Posted June 26, 2018
Phishing is by far the biggest security threat to any organization. It’s the most common source of attacks and has been at the root of spectacular cyber incidents like the Sony hack and the Petya ransomware attack. Due to the grave danger that phishing poses, remedies are highly sought after. Lately, companies have turned to machine learning and artificial intelligence, the supposed solutions to all societal problems, to combat phishing.
It’s a seductive proposition: AI-based products promise flawless security – “it’s a machine, it doesn’t make mistakes!” - alongside convenience, since they automate the process. One implementation of this is Microsoft’s Office 365 “Advanced Threat Protection” security, which checks emails for words and phrases that could hint at malicious activity, such as impersonating legitimate companies (e.g. Apple or Microsoft) and sentences asking for payments or password resets.

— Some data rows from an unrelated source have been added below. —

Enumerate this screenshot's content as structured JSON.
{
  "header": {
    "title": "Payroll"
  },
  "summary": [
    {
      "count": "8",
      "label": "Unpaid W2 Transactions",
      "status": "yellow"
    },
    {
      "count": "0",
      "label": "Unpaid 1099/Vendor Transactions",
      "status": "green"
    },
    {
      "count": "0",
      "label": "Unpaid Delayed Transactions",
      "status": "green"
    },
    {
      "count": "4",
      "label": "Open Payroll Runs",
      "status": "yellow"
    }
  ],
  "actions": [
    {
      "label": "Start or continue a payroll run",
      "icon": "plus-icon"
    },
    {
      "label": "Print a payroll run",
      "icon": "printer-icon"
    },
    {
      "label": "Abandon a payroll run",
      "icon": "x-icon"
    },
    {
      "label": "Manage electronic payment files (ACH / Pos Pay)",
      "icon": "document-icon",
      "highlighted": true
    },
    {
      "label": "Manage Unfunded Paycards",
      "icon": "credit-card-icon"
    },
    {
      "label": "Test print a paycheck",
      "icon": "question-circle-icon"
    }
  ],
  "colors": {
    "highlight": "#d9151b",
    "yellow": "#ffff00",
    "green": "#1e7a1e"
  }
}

However, researchers at Avanan revealed on June 19th how hackers can bypass Microsoft’s tool by adding random words to the email body at font size zero (‘ZeroFont’), which will appear to the scanner as unstructured, non-malicious gibberish. To the recipient, the ZeroFont text is invisible, thus creating an entirely different email.

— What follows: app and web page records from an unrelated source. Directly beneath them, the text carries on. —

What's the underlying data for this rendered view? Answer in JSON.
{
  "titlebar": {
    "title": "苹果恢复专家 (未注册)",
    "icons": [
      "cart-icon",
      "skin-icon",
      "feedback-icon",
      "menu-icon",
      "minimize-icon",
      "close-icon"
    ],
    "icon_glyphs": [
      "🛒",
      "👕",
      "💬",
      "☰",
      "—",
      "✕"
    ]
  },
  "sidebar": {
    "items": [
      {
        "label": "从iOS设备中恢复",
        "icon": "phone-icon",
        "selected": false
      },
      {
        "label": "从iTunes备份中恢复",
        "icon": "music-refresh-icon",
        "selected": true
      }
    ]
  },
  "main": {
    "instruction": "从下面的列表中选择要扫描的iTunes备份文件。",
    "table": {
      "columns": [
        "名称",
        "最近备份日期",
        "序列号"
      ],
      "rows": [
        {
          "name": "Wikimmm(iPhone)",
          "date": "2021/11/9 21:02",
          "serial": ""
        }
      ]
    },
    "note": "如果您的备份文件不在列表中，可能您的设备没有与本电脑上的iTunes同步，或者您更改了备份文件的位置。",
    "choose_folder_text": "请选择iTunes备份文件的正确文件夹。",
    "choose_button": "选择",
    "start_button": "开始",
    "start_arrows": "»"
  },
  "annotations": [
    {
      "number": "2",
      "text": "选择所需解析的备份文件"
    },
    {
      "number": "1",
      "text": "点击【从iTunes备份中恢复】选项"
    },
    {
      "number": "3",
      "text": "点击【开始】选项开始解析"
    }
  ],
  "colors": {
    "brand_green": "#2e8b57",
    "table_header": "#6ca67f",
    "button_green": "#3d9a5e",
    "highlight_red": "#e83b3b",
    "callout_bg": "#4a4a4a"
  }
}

You read that right! A technique used by students to pad their assignment papers is enough to fool a cutting edge algorithm.